** Data shown follows **
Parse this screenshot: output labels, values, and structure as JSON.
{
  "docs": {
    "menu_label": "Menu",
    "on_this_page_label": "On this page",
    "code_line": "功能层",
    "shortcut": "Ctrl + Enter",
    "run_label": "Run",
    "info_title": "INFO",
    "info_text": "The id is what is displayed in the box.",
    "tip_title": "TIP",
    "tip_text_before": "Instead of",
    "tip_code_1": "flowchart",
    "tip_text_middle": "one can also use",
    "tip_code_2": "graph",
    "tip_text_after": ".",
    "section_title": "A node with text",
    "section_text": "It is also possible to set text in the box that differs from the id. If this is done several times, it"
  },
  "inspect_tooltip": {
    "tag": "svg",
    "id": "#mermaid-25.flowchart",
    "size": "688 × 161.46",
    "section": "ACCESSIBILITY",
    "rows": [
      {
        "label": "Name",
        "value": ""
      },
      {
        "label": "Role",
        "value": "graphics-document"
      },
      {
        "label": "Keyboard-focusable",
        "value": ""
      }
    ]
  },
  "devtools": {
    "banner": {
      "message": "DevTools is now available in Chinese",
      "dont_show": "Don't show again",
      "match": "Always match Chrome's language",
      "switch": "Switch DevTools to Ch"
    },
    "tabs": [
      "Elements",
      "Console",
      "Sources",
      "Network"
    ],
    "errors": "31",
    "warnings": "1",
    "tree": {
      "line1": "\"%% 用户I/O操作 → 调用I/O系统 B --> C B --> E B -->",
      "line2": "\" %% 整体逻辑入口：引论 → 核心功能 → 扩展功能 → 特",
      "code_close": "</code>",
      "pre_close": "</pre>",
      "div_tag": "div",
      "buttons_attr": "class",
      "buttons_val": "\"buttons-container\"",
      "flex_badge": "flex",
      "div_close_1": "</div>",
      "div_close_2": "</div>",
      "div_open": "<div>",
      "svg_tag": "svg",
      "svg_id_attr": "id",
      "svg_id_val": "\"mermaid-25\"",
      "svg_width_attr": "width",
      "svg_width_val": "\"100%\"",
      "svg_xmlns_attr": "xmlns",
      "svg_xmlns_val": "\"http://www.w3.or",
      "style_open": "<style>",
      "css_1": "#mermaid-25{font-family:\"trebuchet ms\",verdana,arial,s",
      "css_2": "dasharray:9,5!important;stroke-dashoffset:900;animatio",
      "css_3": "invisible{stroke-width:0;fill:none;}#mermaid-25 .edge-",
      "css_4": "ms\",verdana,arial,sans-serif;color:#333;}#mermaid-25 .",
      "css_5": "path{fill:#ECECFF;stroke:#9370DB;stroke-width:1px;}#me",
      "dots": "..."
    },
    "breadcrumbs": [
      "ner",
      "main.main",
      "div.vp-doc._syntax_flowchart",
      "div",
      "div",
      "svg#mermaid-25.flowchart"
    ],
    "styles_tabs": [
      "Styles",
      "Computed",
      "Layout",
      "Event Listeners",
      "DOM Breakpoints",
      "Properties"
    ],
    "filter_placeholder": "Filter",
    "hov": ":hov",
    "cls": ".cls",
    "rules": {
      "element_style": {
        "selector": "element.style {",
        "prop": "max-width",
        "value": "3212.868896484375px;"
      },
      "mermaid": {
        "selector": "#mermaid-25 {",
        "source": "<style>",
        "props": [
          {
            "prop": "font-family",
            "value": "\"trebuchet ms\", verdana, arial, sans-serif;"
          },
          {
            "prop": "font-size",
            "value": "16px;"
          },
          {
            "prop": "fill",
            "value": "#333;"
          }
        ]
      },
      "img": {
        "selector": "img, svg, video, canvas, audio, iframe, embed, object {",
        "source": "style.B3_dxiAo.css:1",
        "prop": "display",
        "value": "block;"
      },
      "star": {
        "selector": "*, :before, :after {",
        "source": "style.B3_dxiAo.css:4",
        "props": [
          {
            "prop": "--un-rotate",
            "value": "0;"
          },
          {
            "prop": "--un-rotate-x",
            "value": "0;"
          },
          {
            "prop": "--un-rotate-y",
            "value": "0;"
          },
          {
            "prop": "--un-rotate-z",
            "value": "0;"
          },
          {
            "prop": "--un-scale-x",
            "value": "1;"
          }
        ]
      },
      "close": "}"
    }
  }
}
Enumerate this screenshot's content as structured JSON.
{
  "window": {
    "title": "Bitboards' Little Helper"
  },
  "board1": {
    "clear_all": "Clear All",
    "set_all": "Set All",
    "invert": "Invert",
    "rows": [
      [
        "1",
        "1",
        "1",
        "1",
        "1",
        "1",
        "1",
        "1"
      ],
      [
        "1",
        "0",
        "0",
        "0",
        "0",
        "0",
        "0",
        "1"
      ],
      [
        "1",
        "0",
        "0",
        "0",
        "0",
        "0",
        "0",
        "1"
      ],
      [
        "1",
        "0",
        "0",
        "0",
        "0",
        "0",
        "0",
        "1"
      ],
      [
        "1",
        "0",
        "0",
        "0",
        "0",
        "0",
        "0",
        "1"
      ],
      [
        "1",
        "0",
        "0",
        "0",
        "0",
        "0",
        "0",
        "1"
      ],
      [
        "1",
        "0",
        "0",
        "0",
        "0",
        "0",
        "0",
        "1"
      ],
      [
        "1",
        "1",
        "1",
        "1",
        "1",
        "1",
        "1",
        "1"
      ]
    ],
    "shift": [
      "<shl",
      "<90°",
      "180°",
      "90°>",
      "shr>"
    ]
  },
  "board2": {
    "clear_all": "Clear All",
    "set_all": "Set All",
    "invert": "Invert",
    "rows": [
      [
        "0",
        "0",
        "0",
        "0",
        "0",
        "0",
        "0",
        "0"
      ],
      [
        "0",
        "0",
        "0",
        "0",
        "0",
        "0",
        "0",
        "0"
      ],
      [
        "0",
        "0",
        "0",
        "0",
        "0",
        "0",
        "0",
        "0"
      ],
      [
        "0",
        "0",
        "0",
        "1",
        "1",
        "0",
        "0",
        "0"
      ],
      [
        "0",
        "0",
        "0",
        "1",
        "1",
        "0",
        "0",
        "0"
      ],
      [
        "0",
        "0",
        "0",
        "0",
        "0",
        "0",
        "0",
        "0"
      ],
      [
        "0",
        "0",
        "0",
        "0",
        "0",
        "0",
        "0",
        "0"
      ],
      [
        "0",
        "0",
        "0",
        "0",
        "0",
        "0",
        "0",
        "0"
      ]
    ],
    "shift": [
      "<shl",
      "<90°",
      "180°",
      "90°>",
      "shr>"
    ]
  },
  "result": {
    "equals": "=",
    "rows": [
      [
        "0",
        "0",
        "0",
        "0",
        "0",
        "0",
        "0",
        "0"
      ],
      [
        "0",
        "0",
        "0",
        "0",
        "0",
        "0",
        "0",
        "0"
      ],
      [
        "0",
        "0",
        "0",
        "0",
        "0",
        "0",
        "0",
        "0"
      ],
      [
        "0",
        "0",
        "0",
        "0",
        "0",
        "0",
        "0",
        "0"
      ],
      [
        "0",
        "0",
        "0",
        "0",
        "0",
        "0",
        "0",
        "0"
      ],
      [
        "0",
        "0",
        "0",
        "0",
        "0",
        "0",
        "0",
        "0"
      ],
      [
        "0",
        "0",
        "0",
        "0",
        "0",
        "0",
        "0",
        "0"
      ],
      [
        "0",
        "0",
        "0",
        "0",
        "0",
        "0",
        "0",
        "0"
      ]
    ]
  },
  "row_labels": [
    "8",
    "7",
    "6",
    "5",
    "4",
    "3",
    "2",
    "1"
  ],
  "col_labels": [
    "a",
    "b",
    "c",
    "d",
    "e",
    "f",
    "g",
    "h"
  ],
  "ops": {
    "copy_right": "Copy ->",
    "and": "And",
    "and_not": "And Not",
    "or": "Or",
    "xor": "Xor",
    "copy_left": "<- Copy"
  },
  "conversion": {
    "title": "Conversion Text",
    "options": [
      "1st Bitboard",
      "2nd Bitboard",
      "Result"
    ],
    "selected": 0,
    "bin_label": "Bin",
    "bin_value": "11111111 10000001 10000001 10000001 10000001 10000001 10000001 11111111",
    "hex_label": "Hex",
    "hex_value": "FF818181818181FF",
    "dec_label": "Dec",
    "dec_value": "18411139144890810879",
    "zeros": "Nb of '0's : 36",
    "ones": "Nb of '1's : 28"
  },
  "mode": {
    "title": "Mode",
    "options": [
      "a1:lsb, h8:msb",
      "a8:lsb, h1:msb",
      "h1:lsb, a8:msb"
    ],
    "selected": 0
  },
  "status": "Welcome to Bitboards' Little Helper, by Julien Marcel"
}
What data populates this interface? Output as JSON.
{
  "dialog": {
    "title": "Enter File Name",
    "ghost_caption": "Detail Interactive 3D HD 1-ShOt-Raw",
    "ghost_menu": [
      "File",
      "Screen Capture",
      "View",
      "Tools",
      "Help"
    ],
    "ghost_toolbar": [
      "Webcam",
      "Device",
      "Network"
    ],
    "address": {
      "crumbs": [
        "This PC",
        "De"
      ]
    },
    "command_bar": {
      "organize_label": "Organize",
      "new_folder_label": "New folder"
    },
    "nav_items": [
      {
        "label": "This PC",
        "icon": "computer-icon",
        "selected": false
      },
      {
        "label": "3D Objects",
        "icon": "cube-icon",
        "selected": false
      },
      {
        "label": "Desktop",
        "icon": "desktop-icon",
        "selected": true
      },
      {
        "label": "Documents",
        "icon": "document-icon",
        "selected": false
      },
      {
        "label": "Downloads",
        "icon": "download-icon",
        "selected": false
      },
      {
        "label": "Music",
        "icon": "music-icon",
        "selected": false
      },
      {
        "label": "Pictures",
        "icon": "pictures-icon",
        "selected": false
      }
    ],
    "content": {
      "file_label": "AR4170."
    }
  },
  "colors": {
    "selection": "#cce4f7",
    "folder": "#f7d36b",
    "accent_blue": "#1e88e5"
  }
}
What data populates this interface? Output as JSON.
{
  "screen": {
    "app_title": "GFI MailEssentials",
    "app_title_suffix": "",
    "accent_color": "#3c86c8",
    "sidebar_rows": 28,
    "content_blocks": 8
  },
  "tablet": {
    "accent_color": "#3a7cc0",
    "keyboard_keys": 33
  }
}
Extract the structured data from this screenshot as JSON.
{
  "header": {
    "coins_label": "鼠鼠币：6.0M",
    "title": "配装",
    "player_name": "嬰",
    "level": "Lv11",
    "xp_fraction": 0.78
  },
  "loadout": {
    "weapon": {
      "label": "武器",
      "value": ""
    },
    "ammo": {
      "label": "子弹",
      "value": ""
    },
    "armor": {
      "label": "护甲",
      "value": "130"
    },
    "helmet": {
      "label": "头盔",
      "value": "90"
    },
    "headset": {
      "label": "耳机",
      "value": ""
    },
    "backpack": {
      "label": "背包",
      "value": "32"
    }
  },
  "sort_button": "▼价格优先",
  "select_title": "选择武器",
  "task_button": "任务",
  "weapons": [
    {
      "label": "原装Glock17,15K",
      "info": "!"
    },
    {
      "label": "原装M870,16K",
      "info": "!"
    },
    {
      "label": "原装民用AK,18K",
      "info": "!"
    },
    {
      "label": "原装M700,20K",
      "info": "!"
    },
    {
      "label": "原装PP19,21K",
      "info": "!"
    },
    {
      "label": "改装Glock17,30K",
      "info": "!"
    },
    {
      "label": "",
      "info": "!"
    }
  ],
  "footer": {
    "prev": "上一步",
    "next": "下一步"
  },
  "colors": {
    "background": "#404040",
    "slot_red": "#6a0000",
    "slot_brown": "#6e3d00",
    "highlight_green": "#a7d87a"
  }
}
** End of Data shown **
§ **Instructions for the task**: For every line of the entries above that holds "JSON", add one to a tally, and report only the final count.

§ **Exercise solution**: 5